The K value of 0.23 which is used by the FreeCalc site you linked to probably comes from Page A-29 of the old (pre-2010) version of Crane TP-410. BUT this value is intended for threaded Tees which would never reach the size of 24". I guess the Perry values quoted by kkala come from a similar source. In the original publication (Chem Eng, April 2001) of his 3-K method Darby gave parameters that would result in a K value of about 0.04 for a standard flanged or welded Tee under your flow conditions. Darby revised this value up to about 0.13 when the errata were published for his book. Hooper's 2-K model was also published with errors in the original publication (Chem Eng, Aug 1981) and revised to be similar to Darby's values in the "Piping Design Handbook" edited by McKetta.

The Hooper values are for standard Tees which have well radiused curves from the run to the branch. For a straight stub-in (as you have drawn) Hooper gives values that are basically zero for turbulent flow.

As to the reason for the pressure drop - I suppose you can think of it as a sudden (small) expansion followed by a sudden (small) contraction.

If I was doing this calculation I would probably use a K value of around 0.15, which gives an equivalent length (L/D ratio) of about 12 - equal to just less than 7 meters in your case. It probably doesn't really matter in this case.

#10 E-Tantoy


    Junior Member

  • Members
  • 19 posts

Posted 20 August 2012 - 06:30 PM

Thank you very much for all the responses.

Although the effect of the tees is not that so significant in terms of pressure balance, it's just for additional knowledge since I am doing many hydraulic calculations and I always encounter this "tee-through/run" or "tee-branch". It helps me understand better how the calculation works for a given software and how to consider each component of a given system to arrive at a reasonable result (with confidence). As my superior always told me...always keep the curiousity alive.

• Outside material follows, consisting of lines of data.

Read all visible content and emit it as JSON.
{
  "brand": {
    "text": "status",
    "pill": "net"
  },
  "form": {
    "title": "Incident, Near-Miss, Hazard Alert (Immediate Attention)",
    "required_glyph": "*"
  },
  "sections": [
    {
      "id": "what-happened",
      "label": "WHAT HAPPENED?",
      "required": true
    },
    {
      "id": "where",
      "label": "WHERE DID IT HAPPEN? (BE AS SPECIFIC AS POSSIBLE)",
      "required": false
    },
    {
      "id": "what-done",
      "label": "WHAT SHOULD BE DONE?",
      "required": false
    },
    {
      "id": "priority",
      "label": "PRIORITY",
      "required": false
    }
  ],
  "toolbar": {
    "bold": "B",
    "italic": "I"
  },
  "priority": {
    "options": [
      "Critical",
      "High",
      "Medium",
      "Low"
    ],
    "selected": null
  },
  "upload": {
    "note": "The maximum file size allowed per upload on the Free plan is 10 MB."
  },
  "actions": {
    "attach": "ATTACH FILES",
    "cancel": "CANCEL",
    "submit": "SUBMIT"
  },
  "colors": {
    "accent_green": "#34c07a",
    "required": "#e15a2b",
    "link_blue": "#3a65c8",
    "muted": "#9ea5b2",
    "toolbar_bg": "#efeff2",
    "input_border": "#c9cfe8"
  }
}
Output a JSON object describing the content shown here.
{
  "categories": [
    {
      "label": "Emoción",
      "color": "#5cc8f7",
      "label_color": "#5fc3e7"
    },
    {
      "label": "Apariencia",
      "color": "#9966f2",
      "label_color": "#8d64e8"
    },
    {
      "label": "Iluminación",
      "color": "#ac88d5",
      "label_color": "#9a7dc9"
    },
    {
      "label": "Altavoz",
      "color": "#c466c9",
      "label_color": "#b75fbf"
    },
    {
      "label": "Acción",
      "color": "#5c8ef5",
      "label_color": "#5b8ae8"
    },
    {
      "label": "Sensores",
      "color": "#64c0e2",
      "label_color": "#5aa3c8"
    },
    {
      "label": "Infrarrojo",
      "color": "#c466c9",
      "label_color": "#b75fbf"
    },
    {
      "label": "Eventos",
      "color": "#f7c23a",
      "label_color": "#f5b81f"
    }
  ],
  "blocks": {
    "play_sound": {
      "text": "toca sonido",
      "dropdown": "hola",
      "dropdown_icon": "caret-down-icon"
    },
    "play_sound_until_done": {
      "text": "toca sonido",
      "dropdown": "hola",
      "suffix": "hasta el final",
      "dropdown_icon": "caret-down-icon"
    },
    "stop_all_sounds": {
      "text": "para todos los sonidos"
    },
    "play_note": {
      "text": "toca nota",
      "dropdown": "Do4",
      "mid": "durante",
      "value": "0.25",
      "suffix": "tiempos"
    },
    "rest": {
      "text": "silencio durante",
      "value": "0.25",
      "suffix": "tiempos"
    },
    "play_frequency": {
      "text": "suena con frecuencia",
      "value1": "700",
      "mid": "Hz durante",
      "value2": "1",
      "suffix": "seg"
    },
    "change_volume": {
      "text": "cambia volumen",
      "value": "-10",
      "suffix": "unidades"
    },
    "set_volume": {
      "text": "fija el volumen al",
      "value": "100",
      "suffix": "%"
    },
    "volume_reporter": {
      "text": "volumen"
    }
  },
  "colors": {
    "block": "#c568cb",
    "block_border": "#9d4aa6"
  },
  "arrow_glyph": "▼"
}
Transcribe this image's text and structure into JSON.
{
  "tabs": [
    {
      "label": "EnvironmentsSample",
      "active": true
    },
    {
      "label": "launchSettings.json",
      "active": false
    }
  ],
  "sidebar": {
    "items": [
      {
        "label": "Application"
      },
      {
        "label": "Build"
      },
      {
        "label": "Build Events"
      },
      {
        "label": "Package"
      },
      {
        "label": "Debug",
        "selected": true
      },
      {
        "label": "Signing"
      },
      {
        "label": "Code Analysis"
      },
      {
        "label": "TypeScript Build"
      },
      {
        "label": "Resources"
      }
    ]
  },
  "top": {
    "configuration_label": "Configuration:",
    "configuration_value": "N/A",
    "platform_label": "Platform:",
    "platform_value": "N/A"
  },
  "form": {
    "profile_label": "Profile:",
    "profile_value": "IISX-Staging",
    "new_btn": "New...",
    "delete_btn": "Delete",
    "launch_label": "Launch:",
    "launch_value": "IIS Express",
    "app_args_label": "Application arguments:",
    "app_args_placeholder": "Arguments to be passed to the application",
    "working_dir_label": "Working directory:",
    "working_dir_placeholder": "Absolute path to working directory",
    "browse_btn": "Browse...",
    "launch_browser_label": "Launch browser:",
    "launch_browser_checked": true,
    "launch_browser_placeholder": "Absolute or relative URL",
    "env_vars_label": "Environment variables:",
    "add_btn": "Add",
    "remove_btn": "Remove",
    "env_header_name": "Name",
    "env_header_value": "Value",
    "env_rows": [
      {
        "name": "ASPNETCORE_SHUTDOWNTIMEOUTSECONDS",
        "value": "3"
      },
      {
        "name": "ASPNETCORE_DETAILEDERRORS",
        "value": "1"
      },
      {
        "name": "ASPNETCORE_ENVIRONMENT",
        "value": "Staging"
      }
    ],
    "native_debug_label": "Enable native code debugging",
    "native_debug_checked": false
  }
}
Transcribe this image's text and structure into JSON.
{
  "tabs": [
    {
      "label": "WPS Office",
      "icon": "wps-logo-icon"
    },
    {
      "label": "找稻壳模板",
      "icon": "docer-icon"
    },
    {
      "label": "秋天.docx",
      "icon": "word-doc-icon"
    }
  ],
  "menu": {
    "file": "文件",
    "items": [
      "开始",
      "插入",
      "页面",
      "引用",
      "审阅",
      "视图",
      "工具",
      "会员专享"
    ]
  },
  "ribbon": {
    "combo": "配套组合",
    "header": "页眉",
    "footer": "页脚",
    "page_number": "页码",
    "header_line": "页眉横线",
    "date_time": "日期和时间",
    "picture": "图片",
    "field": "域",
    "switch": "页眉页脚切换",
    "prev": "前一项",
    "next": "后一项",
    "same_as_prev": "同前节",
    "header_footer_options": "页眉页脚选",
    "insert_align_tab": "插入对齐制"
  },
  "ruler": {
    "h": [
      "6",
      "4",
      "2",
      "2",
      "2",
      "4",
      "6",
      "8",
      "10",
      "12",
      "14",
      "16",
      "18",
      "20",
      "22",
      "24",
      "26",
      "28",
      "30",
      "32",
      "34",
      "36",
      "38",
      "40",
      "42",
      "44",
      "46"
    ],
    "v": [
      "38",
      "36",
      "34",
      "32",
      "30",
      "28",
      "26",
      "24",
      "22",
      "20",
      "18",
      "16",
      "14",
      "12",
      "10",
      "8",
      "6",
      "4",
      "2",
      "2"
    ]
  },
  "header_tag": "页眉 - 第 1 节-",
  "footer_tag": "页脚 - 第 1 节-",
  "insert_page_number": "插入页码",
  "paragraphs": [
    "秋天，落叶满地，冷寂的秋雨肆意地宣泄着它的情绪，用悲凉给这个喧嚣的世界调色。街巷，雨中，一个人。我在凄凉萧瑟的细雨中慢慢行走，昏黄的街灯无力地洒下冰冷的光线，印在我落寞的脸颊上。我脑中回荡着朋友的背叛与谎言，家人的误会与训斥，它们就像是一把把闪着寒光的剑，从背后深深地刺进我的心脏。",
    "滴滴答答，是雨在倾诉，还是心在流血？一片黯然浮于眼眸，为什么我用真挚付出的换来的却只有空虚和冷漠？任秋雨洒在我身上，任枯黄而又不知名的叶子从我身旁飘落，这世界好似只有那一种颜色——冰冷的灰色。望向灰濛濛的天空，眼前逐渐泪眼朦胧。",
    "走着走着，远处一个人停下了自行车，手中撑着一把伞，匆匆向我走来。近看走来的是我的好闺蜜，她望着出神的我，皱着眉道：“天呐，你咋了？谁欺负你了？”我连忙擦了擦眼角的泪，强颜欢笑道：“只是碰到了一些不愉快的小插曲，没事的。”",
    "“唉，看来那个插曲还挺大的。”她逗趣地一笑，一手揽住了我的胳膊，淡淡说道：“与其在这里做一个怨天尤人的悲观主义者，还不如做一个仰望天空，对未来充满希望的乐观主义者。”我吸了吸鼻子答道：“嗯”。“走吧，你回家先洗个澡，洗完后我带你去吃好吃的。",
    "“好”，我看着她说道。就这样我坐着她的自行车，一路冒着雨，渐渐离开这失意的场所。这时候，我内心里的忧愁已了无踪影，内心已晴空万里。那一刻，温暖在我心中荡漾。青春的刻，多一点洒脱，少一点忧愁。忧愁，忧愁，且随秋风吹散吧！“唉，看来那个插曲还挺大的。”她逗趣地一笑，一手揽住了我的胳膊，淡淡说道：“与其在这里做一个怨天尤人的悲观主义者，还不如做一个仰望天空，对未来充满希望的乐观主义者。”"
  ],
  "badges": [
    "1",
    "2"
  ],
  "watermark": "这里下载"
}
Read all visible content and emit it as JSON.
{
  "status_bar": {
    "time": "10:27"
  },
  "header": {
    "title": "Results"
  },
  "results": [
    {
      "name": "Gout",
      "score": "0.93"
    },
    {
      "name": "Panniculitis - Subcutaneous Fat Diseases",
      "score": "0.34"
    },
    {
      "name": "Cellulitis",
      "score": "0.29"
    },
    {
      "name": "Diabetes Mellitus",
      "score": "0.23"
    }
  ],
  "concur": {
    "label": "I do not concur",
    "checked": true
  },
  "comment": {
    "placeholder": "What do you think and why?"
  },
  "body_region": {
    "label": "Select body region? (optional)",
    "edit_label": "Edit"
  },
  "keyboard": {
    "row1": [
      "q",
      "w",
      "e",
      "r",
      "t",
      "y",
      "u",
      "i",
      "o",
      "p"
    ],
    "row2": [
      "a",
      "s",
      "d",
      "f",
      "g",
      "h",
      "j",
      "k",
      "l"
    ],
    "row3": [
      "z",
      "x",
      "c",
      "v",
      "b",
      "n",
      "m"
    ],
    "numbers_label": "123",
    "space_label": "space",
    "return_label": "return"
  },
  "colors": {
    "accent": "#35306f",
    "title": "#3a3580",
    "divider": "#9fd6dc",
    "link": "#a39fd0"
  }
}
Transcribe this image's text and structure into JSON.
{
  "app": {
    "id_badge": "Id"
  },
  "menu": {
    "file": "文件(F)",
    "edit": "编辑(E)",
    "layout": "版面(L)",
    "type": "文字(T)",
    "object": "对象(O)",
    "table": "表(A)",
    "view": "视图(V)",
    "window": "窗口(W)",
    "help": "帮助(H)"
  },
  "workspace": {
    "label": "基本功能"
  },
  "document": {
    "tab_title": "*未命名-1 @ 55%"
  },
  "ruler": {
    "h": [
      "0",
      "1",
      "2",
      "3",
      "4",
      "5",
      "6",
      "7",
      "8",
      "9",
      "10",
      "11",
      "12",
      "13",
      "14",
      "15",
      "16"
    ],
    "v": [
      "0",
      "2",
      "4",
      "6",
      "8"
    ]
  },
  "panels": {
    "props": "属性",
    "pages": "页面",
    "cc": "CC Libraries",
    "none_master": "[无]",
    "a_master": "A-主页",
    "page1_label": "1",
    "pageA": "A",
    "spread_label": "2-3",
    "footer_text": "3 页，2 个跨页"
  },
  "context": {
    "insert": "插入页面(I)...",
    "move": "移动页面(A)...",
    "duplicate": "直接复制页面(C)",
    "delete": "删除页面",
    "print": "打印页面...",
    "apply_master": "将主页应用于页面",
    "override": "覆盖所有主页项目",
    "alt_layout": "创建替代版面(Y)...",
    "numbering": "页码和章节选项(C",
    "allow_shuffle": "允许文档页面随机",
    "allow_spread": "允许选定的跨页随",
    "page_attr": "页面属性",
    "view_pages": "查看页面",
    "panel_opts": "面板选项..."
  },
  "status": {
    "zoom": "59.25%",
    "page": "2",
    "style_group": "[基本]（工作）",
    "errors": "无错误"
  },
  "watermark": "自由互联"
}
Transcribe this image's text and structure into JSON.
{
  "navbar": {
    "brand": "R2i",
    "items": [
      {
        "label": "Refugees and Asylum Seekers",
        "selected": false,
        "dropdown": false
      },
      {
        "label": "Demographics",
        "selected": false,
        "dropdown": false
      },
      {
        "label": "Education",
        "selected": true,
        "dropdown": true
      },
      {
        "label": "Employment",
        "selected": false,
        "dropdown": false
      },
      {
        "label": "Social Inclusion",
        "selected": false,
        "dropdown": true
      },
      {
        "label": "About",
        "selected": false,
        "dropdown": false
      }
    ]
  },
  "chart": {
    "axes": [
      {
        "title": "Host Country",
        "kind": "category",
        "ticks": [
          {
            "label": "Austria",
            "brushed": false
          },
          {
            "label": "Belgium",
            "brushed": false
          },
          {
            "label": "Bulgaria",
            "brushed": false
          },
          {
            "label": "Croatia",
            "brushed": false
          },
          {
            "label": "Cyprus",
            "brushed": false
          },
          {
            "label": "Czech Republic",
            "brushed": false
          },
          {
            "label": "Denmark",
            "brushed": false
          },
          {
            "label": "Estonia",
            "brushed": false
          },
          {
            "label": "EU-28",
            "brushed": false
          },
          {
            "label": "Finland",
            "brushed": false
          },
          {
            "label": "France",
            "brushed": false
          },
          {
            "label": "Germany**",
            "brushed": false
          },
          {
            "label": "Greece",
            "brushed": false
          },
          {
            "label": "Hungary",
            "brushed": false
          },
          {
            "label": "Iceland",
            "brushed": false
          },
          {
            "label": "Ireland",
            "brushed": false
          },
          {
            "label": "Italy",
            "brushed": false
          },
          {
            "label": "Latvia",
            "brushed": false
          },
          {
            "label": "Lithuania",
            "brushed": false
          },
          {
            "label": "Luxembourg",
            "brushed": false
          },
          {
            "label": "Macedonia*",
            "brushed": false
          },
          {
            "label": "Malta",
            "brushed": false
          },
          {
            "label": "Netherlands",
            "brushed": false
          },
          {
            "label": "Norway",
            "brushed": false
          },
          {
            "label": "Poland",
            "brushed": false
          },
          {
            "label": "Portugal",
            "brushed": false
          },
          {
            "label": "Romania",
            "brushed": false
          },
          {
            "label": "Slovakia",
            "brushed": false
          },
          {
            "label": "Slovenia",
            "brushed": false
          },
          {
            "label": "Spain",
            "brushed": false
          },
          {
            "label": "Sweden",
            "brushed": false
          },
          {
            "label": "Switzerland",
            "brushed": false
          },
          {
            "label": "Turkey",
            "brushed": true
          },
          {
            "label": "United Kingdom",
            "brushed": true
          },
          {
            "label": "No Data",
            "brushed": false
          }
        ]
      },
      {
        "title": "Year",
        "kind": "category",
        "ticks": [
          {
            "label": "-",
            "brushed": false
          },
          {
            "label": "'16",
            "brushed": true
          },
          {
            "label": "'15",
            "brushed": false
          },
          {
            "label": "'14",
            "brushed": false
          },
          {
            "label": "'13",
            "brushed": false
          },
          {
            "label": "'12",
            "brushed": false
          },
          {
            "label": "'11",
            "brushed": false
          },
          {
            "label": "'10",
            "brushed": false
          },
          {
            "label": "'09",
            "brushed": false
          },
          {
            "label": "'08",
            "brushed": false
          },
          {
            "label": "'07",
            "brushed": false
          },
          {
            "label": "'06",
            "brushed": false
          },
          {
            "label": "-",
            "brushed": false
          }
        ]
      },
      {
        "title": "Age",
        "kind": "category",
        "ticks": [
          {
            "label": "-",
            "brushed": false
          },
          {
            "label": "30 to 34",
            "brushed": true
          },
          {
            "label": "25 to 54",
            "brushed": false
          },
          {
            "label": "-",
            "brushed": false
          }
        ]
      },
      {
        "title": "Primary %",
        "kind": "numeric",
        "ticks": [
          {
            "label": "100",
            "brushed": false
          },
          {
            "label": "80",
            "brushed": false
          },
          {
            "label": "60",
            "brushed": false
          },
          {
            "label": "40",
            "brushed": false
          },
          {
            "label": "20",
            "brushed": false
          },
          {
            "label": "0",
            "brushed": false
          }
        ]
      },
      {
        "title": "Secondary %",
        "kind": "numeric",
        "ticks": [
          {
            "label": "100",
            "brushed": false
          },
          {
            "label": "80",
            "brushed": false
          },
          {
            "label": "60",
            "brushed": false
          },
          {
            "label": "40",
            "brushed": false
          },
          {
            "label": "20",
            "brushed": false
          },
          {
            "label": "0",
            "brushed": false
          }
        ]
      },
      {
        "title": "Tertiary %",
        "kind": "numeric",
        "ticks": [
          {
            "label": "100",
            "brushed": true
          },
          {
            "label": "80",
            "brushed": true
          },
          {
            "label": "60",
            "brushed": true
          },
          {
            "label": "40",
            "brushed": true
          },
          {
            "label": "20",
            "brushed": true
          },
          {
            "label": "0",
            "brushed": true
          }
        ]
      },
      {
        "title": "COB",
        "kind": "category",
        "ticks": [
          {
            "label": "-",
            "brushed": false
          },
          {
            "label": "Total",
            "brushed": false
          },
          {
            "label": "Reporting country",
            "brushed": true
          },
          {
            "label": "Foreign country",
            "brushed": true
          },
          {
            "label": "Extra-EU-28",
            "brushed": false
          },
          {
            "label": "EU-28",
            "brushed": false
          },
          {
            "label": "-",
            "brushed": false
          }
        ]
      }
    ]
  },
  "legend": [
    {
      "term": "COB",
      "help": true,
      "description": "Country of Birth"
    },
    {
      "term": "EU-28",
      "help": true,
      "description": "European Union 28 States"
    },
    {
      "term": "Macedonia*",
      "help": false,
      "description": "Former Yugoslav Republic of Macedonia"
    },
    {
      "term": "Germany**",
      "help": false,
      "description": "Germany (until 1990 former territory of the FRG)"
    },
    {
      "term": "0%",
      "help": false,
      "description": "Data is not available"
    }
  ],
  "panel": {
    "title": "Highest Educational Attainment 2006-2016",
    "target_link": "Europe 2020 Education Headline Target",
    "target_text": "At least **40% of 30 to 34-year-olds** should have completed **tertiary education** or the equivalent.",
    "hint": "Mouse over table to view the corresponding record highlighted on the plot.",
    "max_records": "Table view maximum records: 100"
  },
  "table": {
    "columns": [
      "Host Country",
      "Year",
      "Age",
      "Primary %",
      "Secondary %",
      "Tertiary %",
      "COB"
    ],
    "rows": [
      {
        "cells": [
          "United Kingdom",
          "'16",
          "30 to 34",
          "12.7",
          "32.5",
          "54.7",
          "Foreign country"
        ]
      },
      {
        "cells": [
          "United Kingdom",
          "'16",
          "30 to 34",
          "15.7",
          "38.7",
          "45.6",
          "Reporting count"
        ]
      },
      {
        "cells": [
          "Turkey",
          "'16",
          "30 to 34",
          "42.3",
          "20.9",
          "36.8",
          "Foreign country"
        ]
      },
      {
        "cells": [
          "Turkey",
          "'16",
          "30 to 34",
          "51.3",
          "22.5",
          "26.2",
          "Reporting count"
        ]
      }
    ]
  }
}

Thank you ankur2061, kkala and katmar for the explanations.

#11 beeone


    Brand New Member

  • Members
  • 4 posts

Posted 12 August 2013 - 06:34 AM



I'm a student doing a final paper that includes calculating the pressure losses. I chose Darby's 3-K method and I have a really stupid question. What does r/D mean in charts in tee section. I totally get R/D at elbows, but here I don't get it. A d/D would be understanding, but r/D doesn't.


And if is not too much trouble, I'm in dilemma what to choose threaded or flanged if all fittings are welded to the pipes.


Please help me, because my professor is a little old school and didn't heard for this method yet so he hasn't got a clue, either.

Similar Topics